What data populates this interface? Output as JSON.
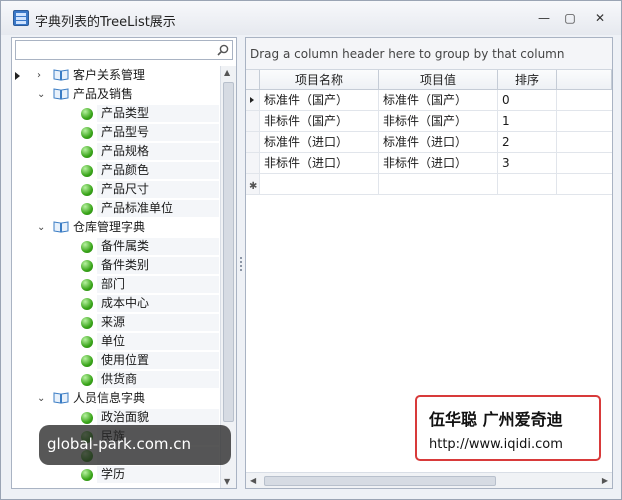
{
  "window": {
    "title": "字典列表的TreeList展示",
    "minimize_glyph": "—",
    "maximize_glyph": "▢",
    "close_glyph": "✕"
  },
  "search": {
    "value": "",
    "placeholder": "",
    "icon": "search-icon"
  },
  "tree": {
    "nodes": [
      {
        "label": "客户关系管理",
        "expanded": false,
        "children": []
      },
      {
        "label": "产品及销售",
        "expanded": true,
        "children": [
          "产品类型",
          "产品型号",
          "产品规格",
          "产品颜色",
          "产品尺寸",
          "产品标准单位"
        ]
      },
      {
        "label": "仓库管理字典",
        "expanded": true,
        "children": [
          "备件属类",
          "备件类别",
          "部门",
          "成本中心",
          "来源",
          "单位",
          "使用位置",
          "供货商"
        ]
      },
      {
        "label": "人员信息字典",
        "expanded": true,
        "children": [
          "政治面貌",
          "民族",
          "",
          "学历"
        ]
      }
    ]
  },
  "grid": {
    "group_panel_text": "Drag a column header here to group by that column",
    "columns": [
      "项目名称",
      "项目值",
      "排序"
    ],
    "rows": [
      [
        "标准件（国产）",
        "标准件（国产）",
        "0"
      ],
      [
        "非标件（国产）",
        "非标件（国产）",
        "1"
      ],
      [
        "标准件（进口）",
        "标准件（进口）",
        "2"
      ],
      [
        "非标件（进口）",
        "非标件（进口）",
        "3"
      ]
    ],
    "new_row_glyph": "✱"
  },
  "credit": {
    "name": "伍华聪 广州爱奇迪",
    "url": "http://www.iqidi.com"
  },
  "watermark": {
    "text": "global-park.com.cn"
  },
  "colors": {
    "node_dot": "#3aa51a",
    "book_icon": "#3a7cc4",
    "credit_border": "#d83a3a"
  }
}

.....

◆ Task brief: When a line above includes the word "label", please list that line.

◆ Response to the task:
        "label": "客户关系管理",
        "label": "产品及销售",
        "label": "仓库管理字典",
        "label": "人员信息字典",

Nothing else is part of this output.